Problem to work on
All of the data should be output character for character, except the pictures.

Records excerpted from a collection
--- --- ---
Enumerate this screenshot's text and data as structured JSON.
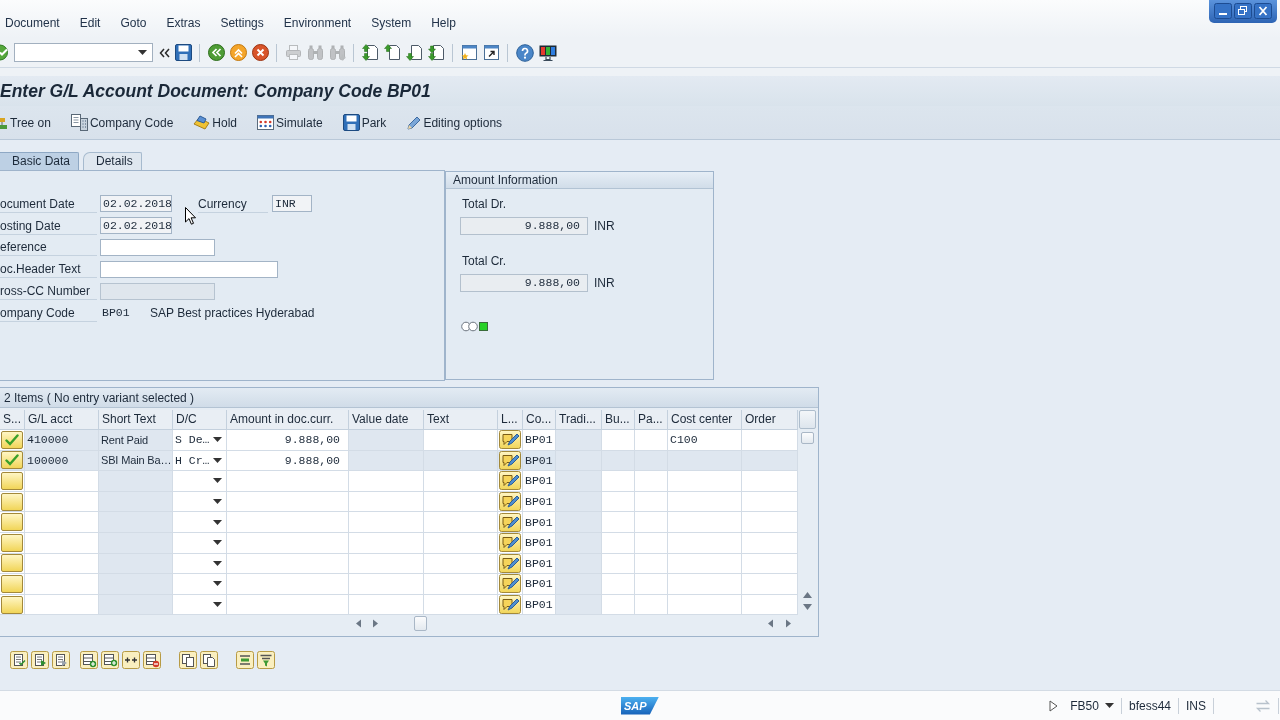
{
  "menu_bar": [
    "Document",
    "Edit",
    "Goto",
    "Extras",
    "Settings",
    "Environment",
    "System",
    "Help"
  ],
  "standard_toolbar": [
    [
      {
        "kind": "enter",
        "disabled": false
      },
      {
        "kind": "collapse",
        "disabled": false
      },
      {
        "kind": "save",
        "disabled": false
      }
    ],
    [
      {
        "kind": "back",
        "disabled": false
      },
      {
        "kind": "exit",
        "disabled": false
      },
      {
        "kind": "cancel",
        "disabled": false
      }
    ],
    [
      {
        "kind": "print",
        "disabled": true
      },
      {
        "kind": "find",
        "disabled": true
      },
      {
        "kind": "find_next",
        "disabled": true
      }
    ],
    [
      {
        "kind": "first_page",
        "disabled": false
      },
      {
        "kind": "previous_page",
        "disabled": false
      },
      {
        "kind": "next_page",
        "disabled": false
      },
      {
        "kind": "last_page",
        "disabled": false
      }
    ],
    [
      {
        "kind": "new_session",
        "disabled": false
      },
      {
        "kind": "shortcut",
        "disabled": false
      }
    ],
    [
      {
        "kind": "help",
        "disabled": false
      },
      {
        "kind": "layout",
        "disabled": false
      }
    ]
  ],
  "title": "Enter G/L Account Document: Company Code BP01",
  "application_toolbar": [
    {
      "kind": "tree",
      "label": "Tree on"
    },
    {
      "kind": "company_code",
      "label": "Company Code"
    },
    {
      "kind": "hold",
      "label": "Hold"
    },
    {
      "kind": "simulate",
      "label": "Simulate"
    },
    {
      "kind": "park",
      "label": "Park"
    },
    {
      "kind": "editing_options",
      "label": "Editing options"
    }
  ],
  "tabs": [
    {
      "label": "Basic Data",
      "selected": true
    },
    {
      "label": "Details",
      "selected": false
    }
  ],
  "basic_data": {
    "document_date": {
      "label": "ocument Date",
      "value": "02.02.2018",
      "disabled": false
    },
    "currency": {
      "label": "Currency",
      "value": "INR",
      "disabled": false
    },
    "posting_date": {
      "label": "osting Date",
      "value": "02.02.2018",
      "disabled": false
    },
    "reference": {
      "label": "eference",
      "disabled": false
    },
    "doc_header_text": {
      "label": "oc.Header Text",
      "disabled": false
    },
    "cross_cc_number": {
      "label": "ross-CC Number",
      "disabled": true
    },
    "company_code": {
      "label": "ompany Code",
      "value": "BP01",
      "name": "SAP Best practices Hyderabad"
    }
  },
  "amount_information": {
    "title": "Amount Information",
    "totals": [
      {
        "label": "Total Dr.",
        "value": "9.888,00",
        "currency": "INR"
      },
      {
        "label": "Total Cr.",
        "value": "9.888,00",
        "currency": "INR"
      }
    ],
    "traffic_light": {
      "red": false,
      "yellow": false,
      "green": true
    }
  },
  "items_table": {
    "title": "2 Items ( No entry variant selected )",
    "columns": [
      "S...",
      "G/L acct",
      "Short Text",
      "D/C",
      "Amount in doc.curr.",
      "Value date",
      "Text",
      "L...",
      "Co...",
      "Tradi...",
      "Bu...",
      "Pa...",
      "Cost center",
      "Order"
    ],
    "rows": [
      {
        "checked": true,
        "selected": false,
        "gl_acct": "410000",
        "short_text": "Rent Paid",
        "dc": "S De…",
        "amount": "9.888,00",
        "column_9": "BP01",
        "cost_center": "C100"
      },
      {
        "checked": true,
        "selected": true,
        "gl_acct": "100000",
        "short_text": "SBI Main Ba…",
        "dc": "H Cr…",
        "amount": "9.888,00",
        "column_9": "BP01"
      },
      {
        "checked": false,
        "selected": false,
        "column_9": "BP01"
      },
      {
        "checked": false,
        "selected": false,
        "column_9": "BP01"
      },
      {
        "checked": false,
        "selected": false,
        "column_9": "BP01"
      },
      {
        "checked": false,
        "selected": false,
        "column_9": "BP01"
      },
      {
        "checked": false,
        "selected": false,
        "column_9": "BP01"
      },
      {
        "checked": false,
        "selected": false,
        "column_9": "BP01"
      },
      {
        "checked": false,
        "selected": false,
        "column_9": "BP01"
      }
    ]
  },
  "status_bar": {
    "logo": "SAP",
    "transaction": "FB50",
    "user": "bfess44",
    "mode": "INS"
  }
}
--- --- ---
Expected answer
Enumerate this screenshot's text and data as structured JSON.
{
  "menu_bar": [
    "Document",
    "Edit",
    "Goto",
    "Extras",
    "Settings",
    "Environment",
    "System",
    "Help"
  ],
  "standard_toolbar": [
    [
      {
        "kind": "enter",
        "disabled": false
      },
      {
        "kind": "collapse",
        "disabled": false
      },
      {
        "kind": "save",
        "disabled": false
      }
    ],
    [
      {
        "kind": "back",
        "disabled": false
      },
      {
        "kind": "exit",
        "disabled": false
      },
      {
        "kind": "cancel",
        "disabled": false
      }
    ],
    [
      {
        "kind": "print",
        "disabled": true
      },
      {
        "kind": "find",
        "disabled": true
      },
      {
        "kind": "find_next",
        "disabled": true
      }
    ],
    [
      {
        "kind": "first_page",
        "disabled": false
      },
      {
        "kind": "previous_page",
        "disabled": false
      },
      {
        "kind": "next_page",
        "disabled": false
      },
      {
        "kind": "last_page",
        "disabled": false
      }
    ],
    [
      {
        "kind": "new_session",
        "disabled": false
      },
      {
        "kind": "shortcut",
        "disabled": false
      }
    ],
    [
      {
        "kind": "help",
        "disabled": false
      },
      {
        "kind": "layout",
        "disabled": false
      }
    ]
  ],
  "title": "Enter G/L Account Document: Company Code BP01",
  "application_toolbar": [
    {
      "kind": "tree",
      "label": "Tree on"
    },
    {
      "kind": "company_code",
      "label": "Company Code"
    },
    {
      "kind": "hold",
      "label": "Hold"
    },
    {
      "kind": "simulate",
      "label": "Simulate"
    },
    {
      "kind": "park",
      "label": "Park"
    },
    {
      "kind": "editing_options",
      "label": "Editing options"
    }
  ],
  "tabs": [
    {
      "label": "Basic Data",
      "selected": true
    },
    {
      "label": "Details",
      "selected": false
    }
  ],
  "basic_data": {
    "document_date": {
      "label": "ocument Date",
      "value": "02.02.2018",
      "disabled": false
    },
    "currency": {
      "label": "Currency",
      "value": "INR",
      "disabled": false
    },
    "posting_date": {
      "label": "osting Date",
      "value": "02.02.2018",
      "disabled": false
    },
    "reference": {
      "label": "eference",
      "disabled": false
    },
    "doc_header_text": {
      "label": "oc.Header Text",
      "disabled": false
    },
    "cross_cc_number": {
      "label": "ross-CC Number",
      "disabled": true
    },
    "company_code": {
      "label": "ompany Code",
      "value": "BP01",
      "name": "SAP Best practices Hyderabad"
    }
  },
  "amount_information": {
    "title": "Amount Information",
    "totals": [
      {
        "label": "Total Dr.",
        "value": "9.888,00",
        "currency": "INR"
      },
      {
        "label": "Total Cr.",
        "value": "9.888,00",
        "currency": "INR"
      }
    ],
    "traffic_light": {
      "red": false,
      "yellow": false,
      "green": true
    }
  },
  "items_table": {
    "title": "2 Items ( No entry variant selected )",
    "columns": [
      "S...",
      "G/L acct",
      "Short Text",
      "D/C",
      "Amount in doc.curr.",
      "Value date",
      "Text",
      "L...",
      "Co...",
      "Tradi...",
      "Bu...",
      "Pa...",
      "Cost center",
      "Order"
    ],
    "rows": [
      {
        "checked": true,
        "selected": false,
        "gl_acct": "410000",
        "short_text": "Rent Paid",
        "dc": "S De…",
        "amount": "9.888,00",
        "column_9": "BP01",
        "cost_center": "C100"
      },
      {
        "checked": true,
        "selected": true,
        "gl_acct": "100000",
        "short_text": "SBI Main Ba…",
        "dc": "H Cr…",
        "amount": "9.888,00",
        "column_9": "BP01"
      },
      {
        "checked": false,
        "selected": false,
        "column_9": "BP01"
      },
      {
        "checked": false,
        "selected": false,
        "column_9": "BP01"
      },
      {
        "checked": false,
        "selected": false,
        "column_9": "BP01"
      },
      {
        "checked": false,
        "selected": false,
        "column_9": "BP01"
      },
      {
        "checked": false,
        "selected": false,
        "column_9": "BP01"
      },
      {
        "checked": false,
        "selected": false,
        "column_9": "BP01"
      },
      {
        "checked": false,
        "selected": false,
        "column_9": "BP01"
      }
    ]
  },
  "status_bar": {
    "logo": "SAP",
    "transaction": "FB50",
    "user": "bfess44",
    "mode": "INS"
  }
}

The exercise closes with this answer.